First Impressions of Denmark

Denmark is a beautiful country. Its landscapes are beautiful and its citizens are always willing to help if you need it. I did some research before traveling to Aarhus, but I still wasn’t sure of what I would experience while studying here. My first day spent in Aarhus was a bit of a blur. I had spent the last twenty-four hours traveling from Philly to Hamburg, Germany and then taking a train to Aarhus. Overall, I was exhausted and a bit jet lagged, so I might not have noticed as much as I could have. But here are the three things my overtired mind noticed when I first got to Denmark.

First impression of Denmark: it’s beautiful, and very green.

My first impression of Denmark was traveling through the countryside on a train heading from Hamburg, Germany to Aarhus. The accommodation was comfy, the announcers spoke half in Danish, half in English and sometimes in German as well. The countryside flew by and reminded me a little of the midwest United States – flat and full of farmland, although with less corn and more cows. When I finally got to Aarhus I was so excited to see the city, and that’s when I realized that not only is the Danish landscape pretty and green, but they are green in another way – recycling.
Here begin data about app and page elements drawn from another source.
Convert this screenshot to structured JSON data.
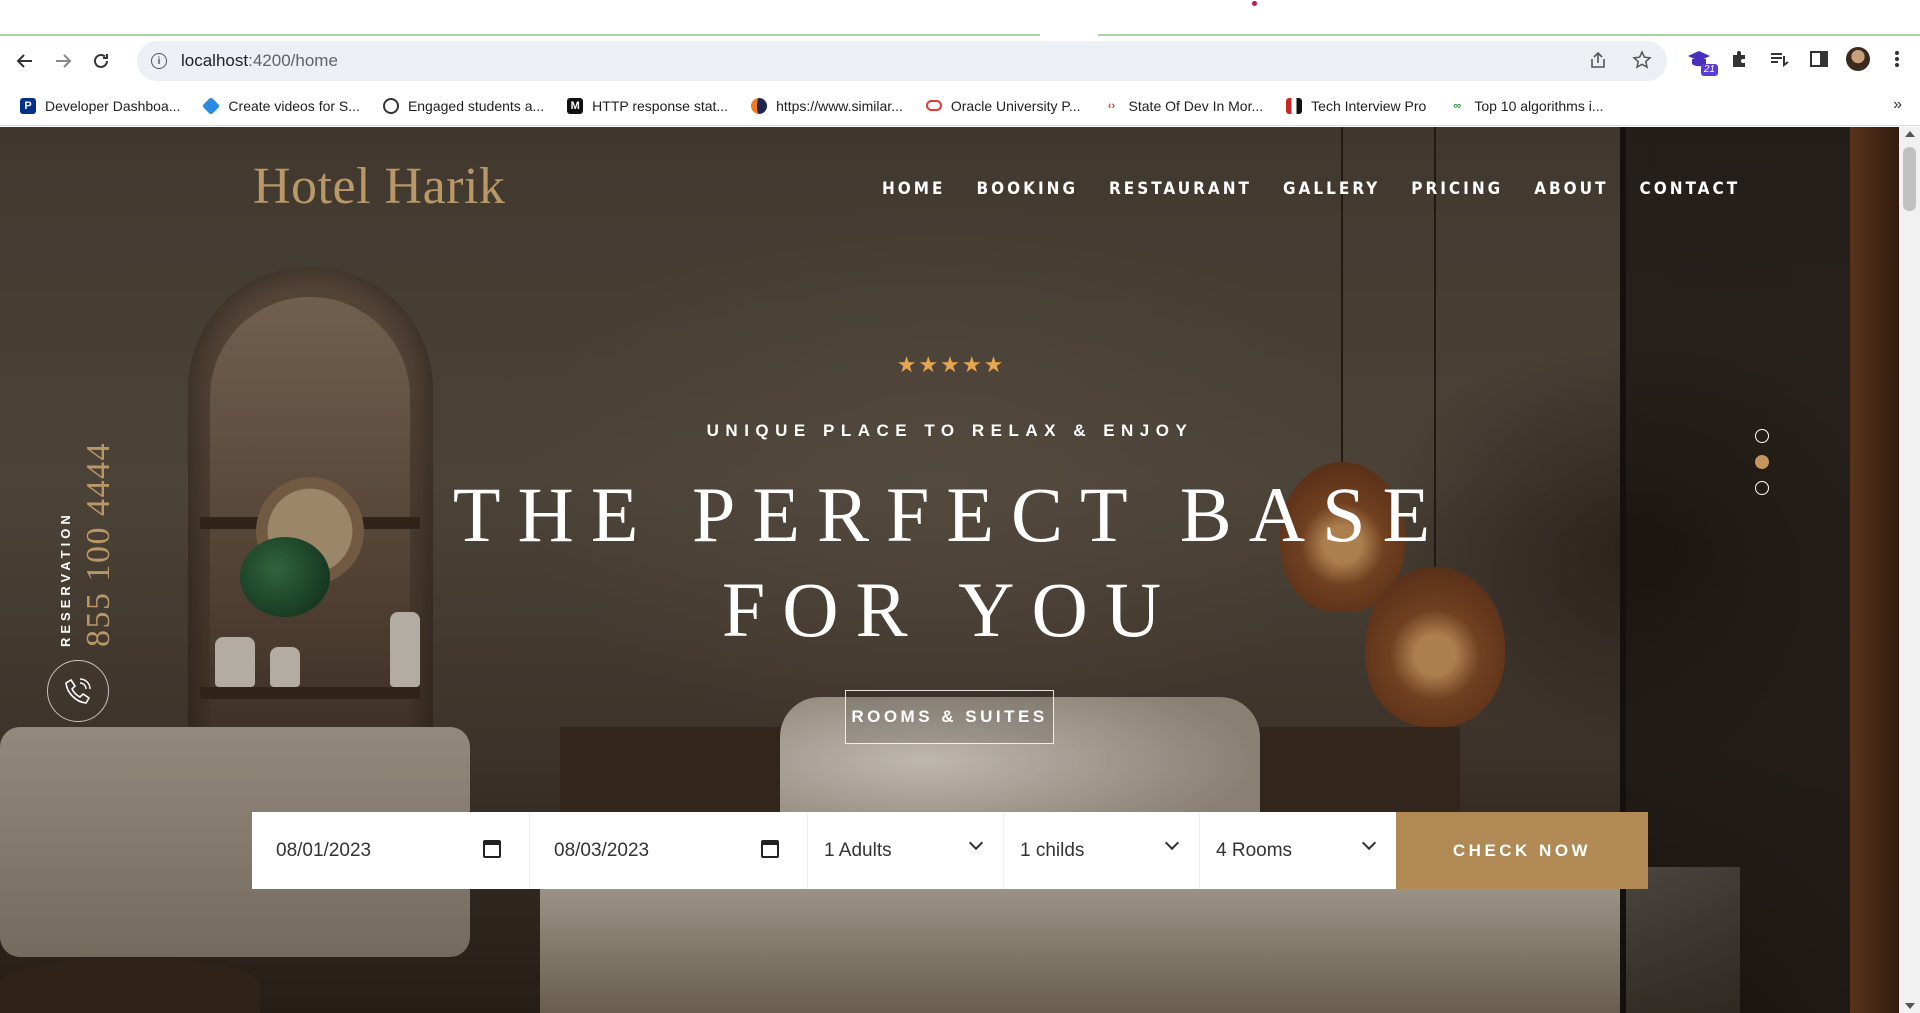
{
  "browser": {
    "url_host": "localhost",
    "url_path": ":4200/home",
    "extension_badge": "21",
    "bookmarks": [
      {
        "label": "Developer Dashboa...",
        "icon": "paypal-icon",
        "color": "#003087"
      },
      {
        "label": "Create videos for S...",
        "icon": "diamond-icon",
        "color": "#2a8be0"
      },
      {
        "label": "Engaged students a...",
        "icon": "globe-icon",
        "color": "#333333"
      },
      {
        "label": "HTTP response stat...",
        "icon": "mdn-icon",
        "color": "#111111"
      },
      {
        "label": "https://www.similar...",
        "icon": "similarweb-icon",
        "color": "#f17a22"
      },
      {
        "label": "Oracle University P...",
        "icon": "oracle-icon",
        "color": "#e53935"
      },
      {
        "label": "State Of Dev In Mor...",
        "icon": "code-icon",
        "color": "#e53935"
      },
      {
        "label": "Tech Interview Pro",
        "icon": "tip-icon",
        "color": "#c62828"
      },
      {
        "label": "Top 10 algorithms i...",
        "icon": "gfg-icon",
        "color": "#2f8d46"
      }
    ]
  },
  "site": {
    "logo": "Hotel Harik",
    "nav": [
      "HOME",
      "BOOKING",
      "RESTAURANT",
      "GALLERY",
      "PRICING",
      "ABOUT",
      "CONTACT"
    ],
    "accent": "#b08955"
  },
  "hero": {
    "stars": "★★★★★",
    "tagline": "UNIQUE PLACE TO RELAX & ENJOY",
    "headline_line1": "THE PERFECT BASE",
    "headline_line2": "FOR YOU",
    "cta": "ROOMS & SUITES",
    "slider_active_index": 1
  },
  "reservation": {
    "label": "RESERVATION",
    "phone": "855 100 4444"
  },
  "booking": {
    "check_in": "08/01/2023",
    "check_out": "08/03/2023",
    "adults": "1 Adults",
    "childs": "1 childs",
    "rooms": "4 Rooms",
    "submit": "CHECK NOW"
  }
}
Along the streets are receptacles to sort out your trash. While it is not the best country in the world for recycling, Denmark is putting in initiatives to reduce its waste and carbon footprint.

My second impression of Denmark: the streets are different. And bikes are everywhere

My second impression of Denmark was appreciating the architecture as I was lugging my very heavy suitcase through the streets of Aarhus. Luckily for me, Aarhus University provided me with two awesome exchange buddies, who were there to greet me and give me a very welcoming car ride to my new dorm. Cars are super expensive to own in cities in Denmark, so it’s not very common to have one. And that means bicycles are the preferred mode of transportation and what really struck me at first was the biking lanes. In Philadelphia and any big city that I have visited in the US, bike lanes are painted in the streets, and while you could bike anywhere it isn’t the safest option. Nearly everywhere in Denmark the bike lanes are like separate sidewalks. When you get off a bus in Denmark you have to look both ways for bikes instead of cars. The first few days of walking around, I might have angered some Danish bicyclists by forgetting to look for them before crossing the street. My point is: bicycles are a big deal here, and everyone has one. My favorite example of this is Copenhagen, where bicycle parking can be done in two levels, a bike on top of a bike to save space on the street.

Photo Credit: Vanessa Wong

My third and last first impression: Danish is hard.

I did my best to try to learn some Danish phrases before coming. Duolingo is great and all, and I can totally get by in the grocery stores picking out some words from labels so I know what I’m buying. But when it comes to actually speaking Danish, I’m lost. If I try to learn words by myself, there is no way I’ll pronounce them right. When I buy pastries at the store, sometimes I try to say the name of the pastry without pointing to it. That’s always a disaster, but lucky for me everyone I meet is super nice and willing to speak to me in English. Danish is a challenge, but by the end of the semester I’ll have some phrases under my belt.